and particularly British English, appears to be incredibly rich
with informal expressions for I don't understand. Here are
a selection of the most common. Can any of you answer these difficult
someone is described as 'sagacious', what does it mean they are?
(got) no idea
haven't (got) a clue
British king is supposed to have imprisoned his nephews in the Tower
haven't (got) the faintest
haven't (got) the foggiest
got no notion
is another word for idea. Originally, we would have said:
haven't got the faintest / foggiest / slightest idea.
now, it is sufficient to say:
haven't got the faintest / foggiest.
made the first telescope in the world?
got me there.
stumped me there.
a bit stymied there.
expression 'You've stumped me' or 'I'm stumped' derives
from the game of cricket, where if the batsman is stumped,
he is out and his innings is over.
can also use get in this question to mean 'Do you understand?':
you get what I'm saying?
if you don't understand something you can say:
the Bible, which is the second book of the Old Testament?
that's beyond me.
beyond my ken.
my mind's gone blank.
something is beyond your ken, you do not have sufficient
knowledge to be able to understand it. Ken is much used in
informal Scottish English as both a verb and a noun for know and
knowledge. But if your mind goes blank, this suggests that you do
know the answer which might even be on the tip of your tongue, but
it is not immediately available.
music, what is the sixth note in the tonic sol-fa scale?
not with you.
last two synonyms for I don't understand are more colloquial
and not quite in the same politeness register as the earlier alternatives.
However, they are quite acceptable in discourse among friends. The
idea of the last one is that if you did a body search on me, you
would not find the answer to the questions you have asked.

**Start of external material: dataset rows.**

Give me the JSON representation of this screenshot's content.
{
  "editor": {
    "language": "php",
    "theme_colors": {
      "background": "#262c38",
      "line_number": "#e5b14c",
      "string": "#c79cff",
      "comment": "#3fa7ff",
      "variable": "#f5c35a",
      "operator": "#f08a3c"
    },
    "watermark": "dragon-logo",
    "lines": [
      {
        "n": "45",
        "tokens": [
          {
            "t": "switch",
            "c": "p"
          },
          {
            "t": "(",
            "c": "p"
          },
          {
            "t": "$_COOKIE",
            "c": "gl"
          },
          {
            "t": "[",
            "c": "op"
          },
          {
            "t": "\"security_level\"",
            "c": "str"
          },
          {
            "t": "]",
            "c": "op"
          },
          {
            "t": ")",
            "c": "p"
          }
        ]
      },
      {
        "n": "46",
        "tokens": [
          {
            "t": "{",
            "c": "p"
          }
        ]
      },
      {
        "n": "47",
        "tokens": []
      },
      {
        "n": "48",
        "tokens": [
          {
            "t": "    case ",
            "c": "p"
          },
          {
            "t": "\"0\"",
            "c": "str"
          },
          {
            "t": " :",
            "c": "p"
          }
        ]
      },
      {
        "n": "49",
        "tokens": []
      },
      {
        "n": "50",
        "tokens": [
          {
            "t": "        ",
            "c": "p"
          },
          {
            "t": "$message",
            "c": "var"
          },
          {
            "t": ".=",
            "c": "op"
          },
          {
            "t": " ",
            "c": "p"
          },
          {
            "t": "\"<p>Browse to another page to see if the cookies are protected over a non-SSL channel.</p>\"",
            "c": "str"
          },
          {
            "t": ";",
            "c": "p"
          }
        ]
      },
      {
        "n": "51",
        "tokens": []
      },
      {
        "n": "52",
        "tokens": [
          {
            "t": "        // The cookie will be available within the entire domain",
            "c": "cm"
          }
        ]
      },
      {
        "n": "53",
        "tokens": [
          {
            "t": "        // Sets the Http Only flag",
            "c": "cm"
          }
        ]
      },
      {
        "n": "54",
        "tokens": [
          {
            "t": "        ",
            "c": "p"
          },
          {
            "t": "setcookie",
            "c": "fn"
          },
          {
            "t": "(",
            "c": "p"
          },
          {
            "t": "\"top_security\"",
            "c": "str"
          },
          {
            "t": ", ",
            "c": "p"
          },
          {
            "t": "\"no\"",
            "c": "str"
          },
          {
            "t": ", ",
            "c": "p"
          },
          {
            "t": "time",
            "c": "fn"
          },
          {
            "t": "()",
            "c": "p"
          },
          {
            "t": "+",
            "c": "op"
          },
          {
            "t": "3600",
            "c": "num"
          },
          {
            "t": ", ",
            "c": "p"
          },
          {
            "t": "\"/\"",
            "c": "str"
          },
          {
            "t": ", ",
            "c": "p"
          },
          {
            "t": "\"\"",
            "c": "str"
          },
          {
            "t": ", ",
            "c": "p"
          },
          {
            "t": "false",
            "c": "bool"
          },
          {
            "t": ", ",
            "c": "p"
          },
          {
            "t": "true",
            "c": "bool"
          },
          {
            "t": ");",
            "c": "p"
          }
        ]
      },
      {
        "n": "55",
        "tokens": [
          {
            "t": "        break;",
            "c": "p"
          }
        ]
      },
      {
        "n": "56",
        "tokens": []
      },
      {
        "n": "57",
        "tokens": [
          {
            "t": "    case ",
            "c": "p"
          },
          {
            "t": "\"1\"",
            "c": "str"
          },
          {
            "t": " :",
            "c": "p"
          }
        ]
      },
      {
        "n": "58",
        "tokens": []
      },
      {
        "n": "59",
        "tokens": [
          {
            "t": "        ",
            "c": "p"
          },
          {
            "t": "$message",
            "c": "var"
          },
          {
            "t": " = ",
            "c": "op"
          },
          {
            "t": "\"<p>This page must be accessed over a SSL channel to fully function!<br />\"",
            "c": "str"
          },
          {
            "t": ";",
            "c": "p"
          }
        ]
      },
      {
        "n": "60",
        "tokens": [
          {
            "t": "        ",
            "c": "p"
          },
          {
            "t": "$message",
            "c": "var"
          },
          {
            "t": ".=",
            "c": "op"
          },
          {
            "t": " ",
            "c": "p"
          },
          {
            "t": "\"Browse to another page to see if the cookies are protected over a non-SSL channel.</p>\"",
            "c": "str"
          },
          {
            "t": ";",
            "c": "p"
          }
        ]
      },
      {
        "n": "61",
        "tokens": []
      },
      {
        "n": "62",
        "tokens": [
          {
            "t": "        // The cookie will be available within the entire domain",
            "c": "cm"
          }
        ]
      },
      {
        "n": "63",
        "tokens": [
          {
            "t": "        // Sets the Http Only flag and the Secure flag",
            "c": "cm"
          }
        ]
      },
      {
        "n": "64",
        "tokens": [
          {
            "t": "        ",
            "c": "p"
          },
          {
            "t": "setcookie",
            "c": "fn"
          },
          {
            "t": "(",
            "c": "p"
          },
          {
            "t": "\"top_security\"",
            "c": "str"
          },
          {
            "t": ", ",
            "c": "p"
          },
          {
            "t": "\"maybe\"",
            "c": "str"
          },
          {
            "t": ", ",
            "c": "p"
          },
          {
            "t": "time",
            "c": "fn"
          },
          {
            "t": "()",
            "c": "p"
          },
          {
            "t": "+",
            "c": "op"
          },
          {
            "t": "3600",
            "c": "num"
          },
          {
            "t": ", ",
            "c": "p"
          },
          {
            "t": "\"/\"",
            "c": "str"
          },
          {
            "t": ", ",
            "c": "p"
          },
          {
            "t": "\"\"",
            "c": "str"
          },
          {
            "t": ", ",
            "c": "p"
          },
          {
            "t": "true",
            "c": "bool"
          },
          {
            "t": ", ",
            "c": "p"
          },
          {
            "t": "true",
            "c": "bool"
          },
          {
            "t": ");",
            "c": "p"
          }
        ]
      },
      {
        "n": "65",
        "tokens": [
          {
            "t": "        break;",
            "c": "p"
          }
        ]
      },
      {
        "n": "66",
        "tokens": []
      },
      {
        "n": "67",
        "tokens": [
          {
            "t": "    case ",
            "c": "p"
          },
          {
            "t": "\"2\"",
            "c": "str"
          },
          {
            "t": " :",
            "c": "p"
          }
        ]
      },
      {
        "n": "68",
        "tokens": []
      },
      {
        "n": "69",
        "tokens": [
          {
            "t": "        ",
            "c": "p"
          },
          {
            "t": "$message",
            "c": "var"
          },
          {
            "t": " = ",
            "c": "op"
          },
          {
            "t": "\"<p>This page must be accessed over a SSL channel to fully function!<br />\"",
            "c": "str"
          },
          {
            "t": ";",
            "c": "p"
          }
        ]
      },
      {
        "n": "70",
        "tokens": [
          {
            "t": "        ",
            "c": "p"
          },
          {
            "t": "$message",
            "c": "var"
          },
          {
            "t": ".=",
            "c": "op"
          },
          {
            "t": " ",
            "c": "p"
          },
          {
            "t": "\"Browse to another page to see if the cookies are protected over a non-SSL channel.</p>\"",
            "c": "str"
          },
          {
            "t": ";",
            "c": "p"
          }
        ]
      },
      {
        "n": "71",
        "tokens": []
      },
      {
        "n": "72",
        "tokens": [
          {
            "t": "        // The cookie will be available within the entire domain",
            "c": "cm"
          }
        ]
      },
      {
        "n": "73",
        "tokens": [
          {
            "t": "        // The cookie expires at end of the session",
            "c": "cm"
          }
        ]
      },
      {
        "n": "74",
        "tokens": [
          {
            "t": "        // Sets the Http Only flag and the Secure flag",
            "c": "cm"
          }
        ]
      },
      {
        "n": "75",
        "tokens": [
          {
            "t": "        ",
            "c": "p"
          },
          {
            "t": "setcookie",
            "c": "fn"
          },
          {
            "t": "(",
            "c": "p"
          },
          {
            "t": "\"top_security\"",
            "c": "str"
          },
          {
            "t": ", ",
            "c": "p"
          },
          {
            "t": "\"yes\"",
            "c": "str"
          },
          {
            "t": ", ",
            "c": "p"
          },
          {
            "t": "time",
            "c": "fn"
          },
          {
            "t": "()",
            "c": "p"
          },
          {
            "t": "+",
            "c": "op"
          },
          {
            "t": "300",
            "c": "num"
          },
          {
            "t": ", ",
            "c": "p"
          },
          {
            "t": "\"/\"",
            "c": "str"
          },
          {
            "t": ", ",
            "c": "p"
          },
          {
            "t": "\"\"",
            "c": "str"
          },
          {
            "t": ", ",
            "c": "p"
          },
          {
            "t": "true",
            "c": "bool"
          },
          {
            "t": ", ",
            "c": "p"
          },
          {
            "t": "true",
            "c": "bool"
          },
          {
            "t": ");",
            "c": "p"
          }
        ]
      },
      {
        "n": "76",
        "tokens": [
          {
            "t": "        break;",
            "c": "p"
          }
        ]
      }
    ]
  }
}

you do know the answers to all these questions, please write to
our board and tell us. A score of 100% would suggest that you
might be a suitable candidate for a TV quiz game!